“I had no idea there was going to be such an outpouring of interest for this project,” Mendelson says. Through word-of-mouth and e-mail communications, what began as a local project became a national project in three weeks.

The first wave of enthusiasm was from Boston-area parents. “The consistent comment I heard was, ‘I’m so relieved someone is doing something like this; I feel so helpless, and I don’t know what to do,'” Mendelson says. Next came a chorus of interest from the kids themselves. Mendelson started receiving e-mails from teens around the country wanting to help interview kids in their communities for the project.

Although Mendelson didn’t have any professional portable recording gear at first, an 83-year-old woman who lived in California contacted her when she learned of the project and asked what was needed. The woman mailed her a check that day. A teacher in New Hampshire was so impressed with the interview session that she wrote Mendelson a check to cover travel expenses to other schools around the country. “We literally ran out of recording equipment, and people have donated extra recording gear and volunteered to help conduct interviews in various parts of the country,” Mendelson says.

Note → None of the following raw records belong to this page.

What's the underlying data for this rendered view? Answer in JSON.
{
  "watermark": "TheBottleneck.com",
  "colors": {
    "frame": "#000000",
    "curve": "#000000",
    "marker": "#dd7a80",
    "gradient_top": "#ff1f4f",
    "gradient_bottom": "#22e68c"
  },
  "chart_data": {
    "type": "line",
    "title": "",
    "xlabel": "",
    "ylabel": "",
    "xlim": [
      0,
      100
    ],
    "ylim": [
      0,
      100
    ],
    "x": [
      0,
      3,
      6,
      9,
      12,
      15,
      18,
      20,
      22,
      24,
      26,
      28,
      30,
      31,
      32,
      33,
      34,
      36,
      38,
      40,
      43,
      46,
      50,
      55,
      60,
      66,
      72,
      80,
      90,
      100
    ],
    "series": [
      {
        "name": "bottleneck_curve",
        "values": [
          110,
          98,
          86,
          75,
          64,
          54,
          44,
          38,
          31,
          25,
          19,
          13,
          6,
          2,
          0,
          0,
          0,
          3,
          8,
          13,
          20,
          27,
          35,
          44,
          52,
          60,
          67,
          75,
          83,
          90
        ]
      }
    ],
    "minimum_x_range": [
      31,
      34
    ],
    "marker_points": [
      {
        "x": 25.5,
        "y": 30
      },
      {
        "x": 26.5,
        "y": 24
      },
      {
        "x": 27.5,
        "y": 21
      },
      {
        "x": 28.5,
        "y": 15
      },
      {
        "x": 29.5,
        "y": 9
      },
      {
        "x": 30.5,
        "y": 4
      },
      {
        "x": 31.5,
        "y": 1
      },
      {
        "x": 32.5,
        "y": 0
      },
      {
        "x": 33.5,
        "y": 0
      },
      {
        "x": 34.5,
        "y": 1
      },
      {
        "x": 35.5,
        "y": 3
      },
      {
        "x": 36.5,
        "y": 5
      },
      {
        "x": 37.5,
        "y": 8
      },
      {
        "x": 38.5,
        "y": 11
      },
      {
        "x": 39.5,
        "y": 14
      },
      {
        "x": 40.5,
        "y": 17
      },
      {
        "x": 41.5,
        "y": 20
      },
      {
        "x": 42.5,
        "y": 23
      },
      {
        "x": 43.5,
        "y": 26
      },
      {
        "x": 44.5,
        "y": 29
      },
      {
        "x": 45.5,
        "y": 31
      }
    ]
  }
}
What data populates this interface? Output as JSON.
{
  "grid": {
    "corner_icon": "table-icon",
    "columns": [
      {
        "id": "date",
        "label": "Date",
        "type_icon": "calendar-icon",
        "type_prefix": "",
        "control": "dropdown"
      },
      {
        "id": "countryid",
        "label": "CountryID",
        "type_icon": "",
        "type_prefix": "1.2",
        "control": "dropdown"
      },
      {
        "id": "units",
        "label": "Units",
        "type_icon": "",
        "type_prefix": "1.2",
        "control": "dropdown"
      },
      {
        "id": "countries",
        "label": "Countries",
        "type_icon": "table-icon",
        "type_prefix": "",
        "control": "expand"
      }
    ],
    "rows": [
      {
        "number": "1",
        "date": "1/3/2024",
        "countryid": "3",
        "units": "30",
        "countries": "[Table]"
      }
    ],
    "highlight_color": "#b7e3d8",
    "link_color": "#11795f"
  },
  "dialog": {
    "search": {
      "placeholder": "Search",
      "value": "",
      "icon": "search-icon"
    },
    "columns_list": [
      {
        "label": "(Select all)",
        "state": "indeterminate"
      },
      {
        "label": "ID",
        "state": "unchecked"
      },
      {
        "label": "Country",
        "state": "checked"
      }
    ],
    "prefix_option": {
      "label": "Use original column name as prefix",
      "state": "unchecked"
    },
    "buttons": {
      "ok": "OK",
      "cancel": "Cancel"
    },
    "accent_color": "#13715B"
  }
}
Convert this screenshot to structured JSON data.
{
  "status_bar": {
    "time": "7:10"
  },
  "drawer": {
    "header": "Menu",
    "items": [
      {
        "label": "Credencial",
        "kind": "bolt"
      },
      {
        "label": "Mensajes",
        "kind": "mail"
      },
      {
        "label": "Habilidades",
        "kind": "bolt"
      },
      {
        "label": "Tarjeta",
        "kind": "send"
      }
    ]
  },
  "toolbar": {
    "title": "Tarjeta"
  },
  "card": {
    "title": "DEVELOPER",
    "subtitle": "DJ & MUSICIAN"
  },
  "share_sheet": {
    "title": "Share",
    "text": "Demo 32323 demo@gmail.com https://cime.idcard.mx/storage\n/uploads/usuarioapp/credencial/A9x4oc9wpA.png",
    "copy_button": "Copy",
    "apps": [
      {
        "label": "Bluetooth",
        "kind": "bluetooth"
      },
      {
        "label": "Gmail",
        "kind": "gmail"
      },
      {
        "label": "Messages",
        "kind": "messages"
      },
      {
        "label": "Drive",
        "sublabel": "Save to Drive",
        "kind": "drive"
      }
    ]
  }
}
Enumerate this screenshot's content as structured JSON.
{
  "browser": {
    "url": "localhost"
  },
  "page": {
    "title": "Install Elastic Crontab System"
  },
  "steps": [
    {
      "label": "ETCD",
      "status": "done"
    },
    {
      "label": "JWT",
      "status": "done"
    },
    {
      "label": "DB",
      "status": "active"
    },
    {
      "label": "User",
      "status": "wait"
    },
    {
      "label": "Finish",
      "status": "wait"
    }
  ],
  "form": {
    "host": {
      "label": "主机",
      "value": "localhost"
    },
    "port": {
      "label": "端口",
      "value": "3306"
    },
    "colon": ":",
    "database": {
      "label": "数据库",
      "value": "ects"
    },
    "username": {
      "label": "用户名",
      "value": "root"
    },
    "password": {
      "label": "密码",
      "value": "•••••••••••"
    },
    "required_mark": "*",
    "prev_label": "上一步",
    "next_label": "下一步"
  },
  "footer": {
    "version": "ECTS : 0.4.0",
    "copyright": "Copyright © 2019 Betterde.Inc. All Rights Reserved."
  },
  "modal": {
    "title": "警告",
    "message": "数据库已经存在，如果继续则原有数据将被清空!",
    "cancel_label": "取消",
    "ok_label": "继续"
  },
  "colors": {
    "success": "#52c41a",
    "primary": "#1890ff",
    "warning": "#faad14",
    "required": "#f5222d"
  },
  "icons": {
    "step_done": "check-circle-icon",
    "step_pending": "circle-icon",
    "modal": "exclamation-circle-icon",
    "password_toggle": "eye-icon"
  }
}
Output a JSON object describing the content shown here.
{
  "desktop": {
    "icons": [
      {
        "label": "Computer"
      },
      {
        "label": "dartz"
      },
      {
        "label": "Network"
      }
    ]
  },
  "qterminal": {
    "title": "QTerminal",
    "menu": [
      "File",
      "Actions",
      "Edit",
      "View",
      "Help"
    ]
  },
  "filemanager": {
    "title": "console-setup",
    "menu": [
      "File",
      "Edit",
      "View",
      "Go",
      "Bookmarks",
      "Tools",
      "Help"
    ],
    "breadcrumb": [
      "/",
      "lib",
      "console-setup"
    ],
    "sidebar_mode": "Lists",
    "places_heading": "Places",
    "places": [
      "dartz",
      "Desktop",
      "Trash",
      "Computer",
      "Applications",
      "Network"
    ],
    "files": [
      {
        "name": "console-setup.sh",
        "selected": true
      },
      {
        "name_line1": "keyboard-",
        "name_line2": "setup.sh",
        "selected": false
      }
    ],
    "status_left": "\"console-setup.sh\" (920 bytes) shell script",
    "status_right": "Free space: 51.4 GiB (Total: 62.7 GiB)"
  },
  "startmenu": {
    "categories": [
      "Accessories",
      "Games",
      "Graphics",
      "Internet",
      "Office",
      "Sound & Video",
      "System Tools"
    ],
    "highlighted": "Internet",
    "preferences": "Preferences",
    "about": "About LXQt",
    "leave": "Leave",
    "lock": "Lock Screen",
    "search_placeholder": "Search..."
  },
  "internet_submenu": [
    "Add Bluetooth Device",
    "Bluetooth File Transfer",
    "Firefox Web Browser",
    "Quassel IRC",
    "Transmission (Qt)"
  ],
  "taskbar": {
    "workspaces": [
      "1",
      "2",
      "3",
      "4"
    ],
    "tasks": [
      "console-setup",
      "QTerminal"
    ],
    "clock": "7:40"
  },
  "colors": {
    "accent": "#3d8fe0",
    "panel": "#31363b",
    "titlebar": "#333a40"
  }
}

The recording sessions lasted anywhere from two minutes to an hour, depending on the ages of the kids and how engaged they were. Many kids spontaneously offered songs, Mendelson says, “which is amazing, because one of things I’ve learned about Iraqi culture is that one of the ways they express love on a day-to-day basis is to sing to one another.”

A week after the CD was completed, a physician in Boston contacted Mendelson telling her about a 5-year-old who had been flown to Boston for medical care after his ear was burned off in war-torn Iraq. Mendelson went to meet them at the Shriners Burn Institute with a stuffed animal and a copy of the CD. The graciousness of the boy’s father and the kisses blown to her by the child were “one of the moving demonstrations that peace begins one heart at a time,” Mendelson says.

“The main thing I heard from kids regardless of age or region or ethnicity is that they very much want to express to the world that they care,” she continues. “They want everyone to get along. Almost every child and youth I’ve spoken to emphasizes the importance of talking things out rather than fighting, even the 5-year-olds.”

For more information about Well Wishes and Blessings, visit